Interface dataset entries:
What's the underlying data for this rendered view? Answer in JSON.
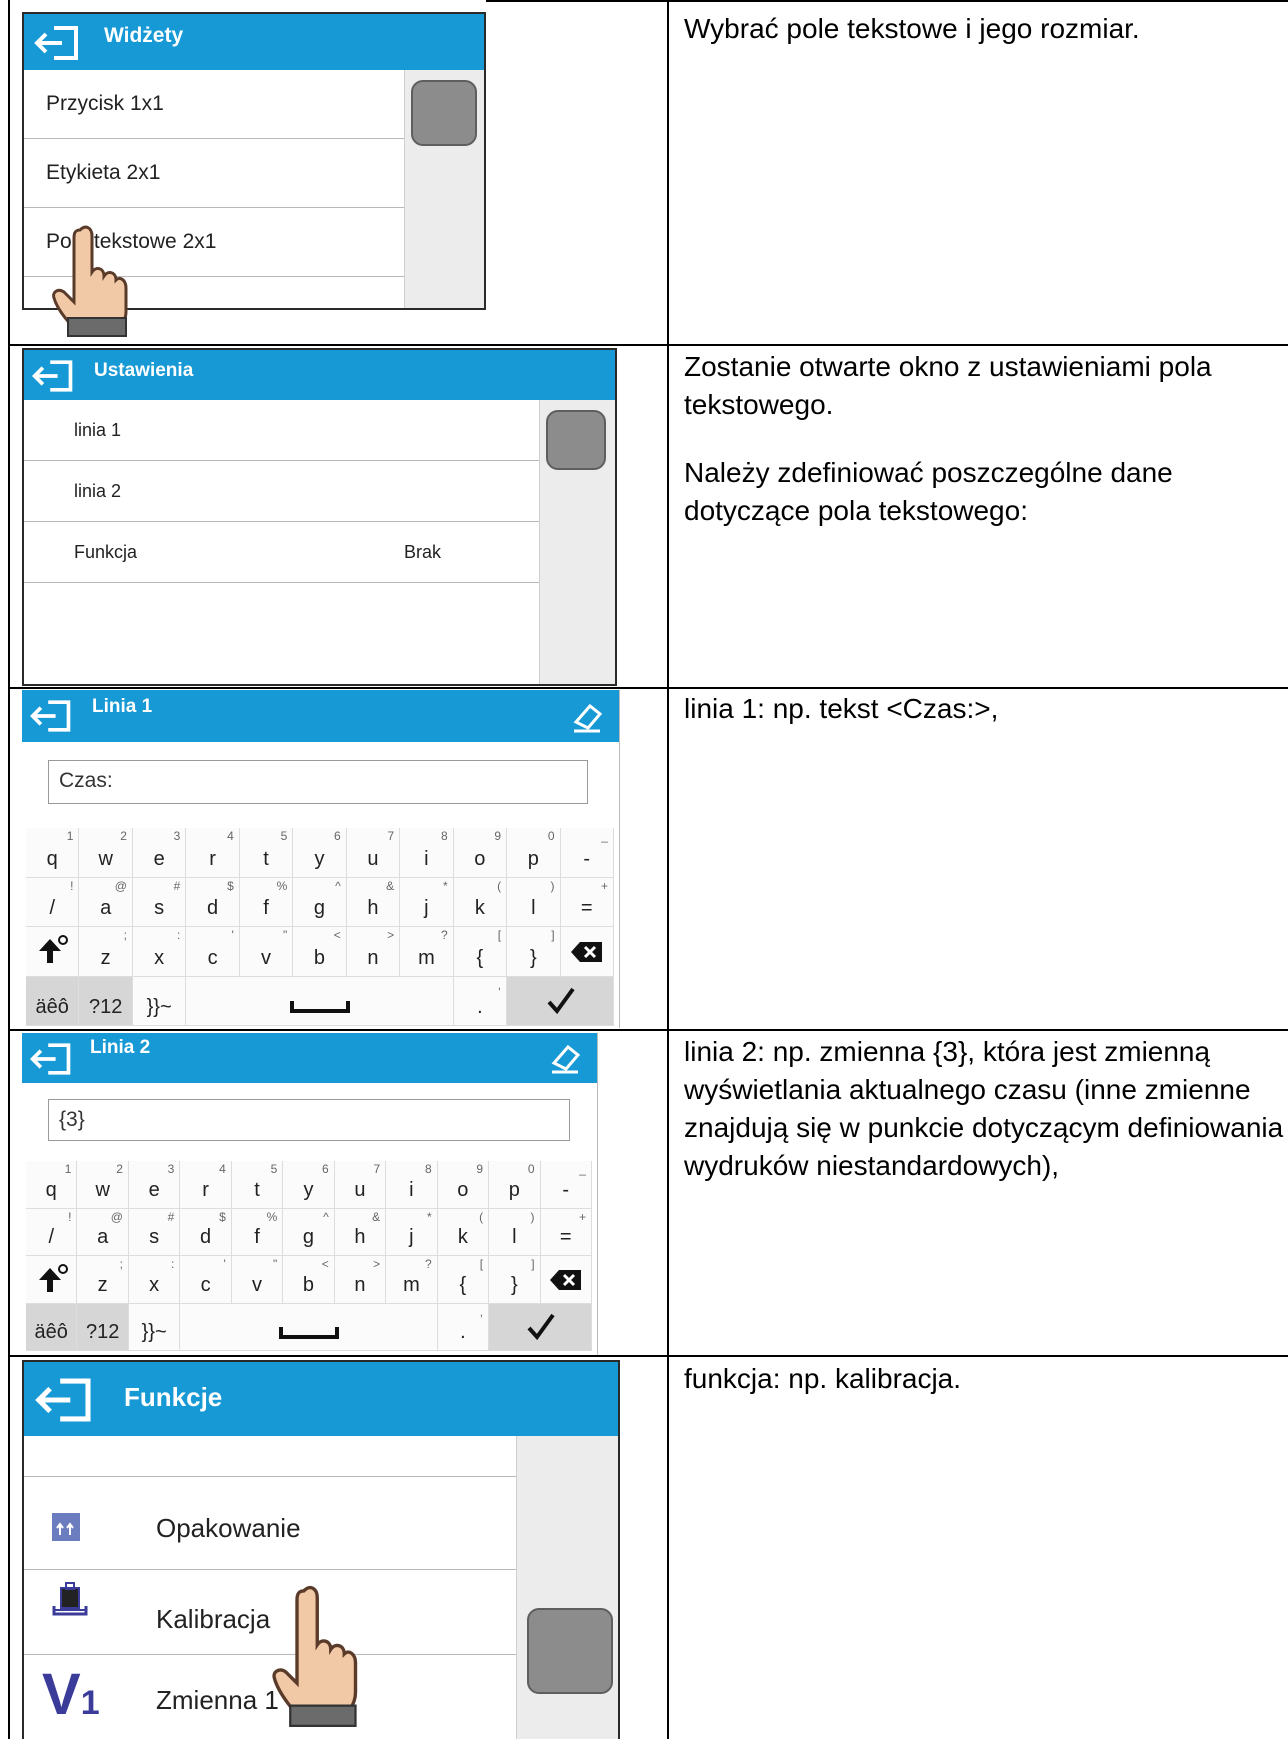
{
  "rows": [
    {
      "description": [
        "Wybrać pole tekstowe i jego rozmiar."
      ],
      "screen": {
        "title": "Widżety",
        "items": [
          "Przycisk 1x1",
          "Etykieta 2x1",
          "Pole tekstowe 2x1"
        ]
      }
    },
    {
      "description": [
        "Zostanie otwarte okno z ustawieniami pola tekstowego.",
        "Należy zdefiniować poszczególne dane dotyczące pola tekstowego:"
      ],
      "screen": {
        "title": "Ustawienia",
        "items": [
          {
            "label": "linia 1",
            "value": ""
          },
          {
            "label": "linia 2",
            "value": ""
          },
          {
            "label": "Funkcja",
            "value": "Brak"
          }
        ]
      }
    },
    {
      "description": [
        "linia 1: np. tekst <Czas:>,"
      ],
      "screen": {
        "title": "Linia 1",
        "input_value": "Czas:"
      }
    },
    {
      "description": [
        "linia 2: np. zmienna {3}, która jest zmienną wyświetlania aktualnego czasu (inne zmienne znajdują się w punkcie dotyczącym definiowania wydruków niestandardowych),"
      ],
      "screen": {
        "title": "Linia 2",
        "input_value": "{3}"
      }
    },
    {
      "description": [
        "funkcja: np. kalibracja."
      ],
      "screen": {
        "title": "Funkcje",
        "items": [
          "Opakowanie",
          "Kalibracja",
          "Zmienna 1"
        ]
      }
    }
  ],
  "keyboard": {
    "row1": [
      [
        "q",
        "1"
      ],
      [
        "w",
        "2"
      ],
      [
        "e",
        "3"
      ],
      [
        "r",
        "4"
      ],
      [
        "t",
        "5"
      ],
      [
        "y",
        "6"
      ],
      [
        "u",
        "7"
      ],
      [
        "i",
        "8"
      ],
      [
        "o",
        "9"
      ],
      [
        "p",
        "0"
      ],
      [
        "-",
        "_"
      ]
    ],
    "row2": [
      [
        "/",
        "!"
      ],
      [
        "a",
        "@"
      ],
      [
        "s",
        "#"
      ],
      [
        "d",
        "$"
      ],
      [
        "f",
        "%"
      ],
      [
        "g",
        "^"
      ],
      [
        "h",
        "&"
      ],
      [
        "j",
        "*"
      ],
      [
        "k",
        "("
      ],
      [
        "l",
        ")"
      ],
      [
        "=",
        "+"
      ]
    ],
    "row3": [
      [
        "z",
        ";"
      ],
      [
        "x",
        ":"
      ],
      [
        "c",
        "'"
      ],
      [
        "v",
        "\""
      ],
      [
        "b",
        "<"
      ],
      [
        "n",
        ">"
      ],
      [
        "m",
        "?"
      ],
      [
        "{",
        "["
      ],
      [
        "}",
        "]"
      ]
    ],
    "lang_key": "äêô",
    "num_key": "?12",
    "sym_key": "}}~",
    "dot_key": ".",
    "comma_sup": ","
  },
  "colors": {
    "header": "#1699d5",
    "thumb": "#8c8c8c"
  },
  "icons": [
    "back-arrow-icon",
    "eraser-icon",
    "hand-pointer-icon",
    "shift-icon",
    "backspace-icon",
    "checkmark-icon",
    "space-icon",
    "tare-icon",
    "calibration-icon",
    "variable-v1-icon"
  ]
}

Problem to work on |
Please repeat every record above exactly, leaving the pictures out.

Task output |
What's the underlying data for this rendered view? Answer in JSON.
{
  "rows": [
    {
      "description": [
        "Wybrać pole tekstowe i jego rozmiar."
      ],
      "screen": {
        "title": "Widżety",
        "items": [
          "Przycisk 1x1",
          "Etykieta 2x1",
          "Pole tekstowe 2x1"
        ]
      }
    },
    {
      "description": [
        "Zostanie otwarte okno z ustawieniami pola tekstowego.",
        "Należy zdefiniować poszczególne dane dotyczące pola tekstowego:"
      ],
      "screen": {
        "title": "Ustawienia",
        "items": [
          {
            "label": "linia 1",
            "value": ""
          },
          {
            "label": "linia 2",
            "value": ""
          },
          {
            "label": "Funkcja",
            "value": "Brak"
          }
        ]
      }
    },
    {
      "description": [
        "linia 1: np. tekst <Czas:>,"
      ],
      "screen": {
        "title": "Linia 1",
        "input_value": "Czas:"
      }
    },
    {
      "description": [
        "linia 2: np. zmienna {3}, która jest zmienną wyświetlania aktualnego czasu (inne zmienne znajdują się w punkcie dotyczącym definiowania wydruków niestandardowych),"
      ],
      "screen": {
        "title": "Linia 2",
        "input_value": "{3}"
      }
    },
    {
      "description": [
        "funkcja: np. kalibracja."
      ],
      "screen": {
        "title": "Funkcje",
        "items": [
          "Opakowanie",
          "Kalibracja",
          "Zmienna 1"
        ]
      }
    }
  ],
  "keyboard": {
    "row1": [
      [
        "q",
        "1"
      ],
      [
        "w",
        "2"
      ],
      [
        "e",
        "3"
      ],
      [
        "r",
        "4"
      ],
      [
        "t",
        "5"
      ],
      [
        "y",
        "6"
      ],
      [
        "u",
        "7"
      ],
      [
        "i",
        "8"
      ],
      [
        "o",
        "9"
      ],
      [
        "p",
        "0"
      ],
      [
        "-",
        "_"
      ]
    ],
    "row2": [
      [
        "/",
        "!"
      ],
      [
        "a",
        "@"
      ],
      [
        "s",
        "#"
      ],
      [
        "d",
        "$"
      ],
      [
        "f",
        "%"
      ],
      [
        "g",
        "^"
      ],
      [
        "h",
        "&"
      ],
      [
        "j",
        "*"
      ],
      [
        "k",
        "("
      ],
      [
        "l",
        ")"
      ],
      [
        "=",
        "+"
      ]
    ],
    "row3": [
      [
        "z",
        ";"
      ],
      [
        "x",
        ":"
      ],
      [
        "c",
        "'"
      ],
      [
        "v",
        "\""
      ],
      [
        "b",
        "<"
      ],
      [
        "n",
        ">"
      ],
      [
        "m",
        "?"
      ],
      [
        "{",
        "["
      ],
      [
        "}",
        "]"
      ]
    ],
    "lang_key": "äêô",
    "num_key": "?12",
    "sym_key": "}}~",
    "dot_key": ".",
    "comma_sup": ","
  },
  "colors": {
    "header": "#1699d5",
    "thumb": "#8c8c8c"
  },
  "icons": [
    "back-arrow-icon",
    "eraser-icon",
    "hand-pointer-icon",
    "shift-icon",
    "backspace-icon",
    "checkmark-icon",
    "space-icon",
    "tare-icon",
    "calibration-icon",
    "variable-v1-icon"
  ]
}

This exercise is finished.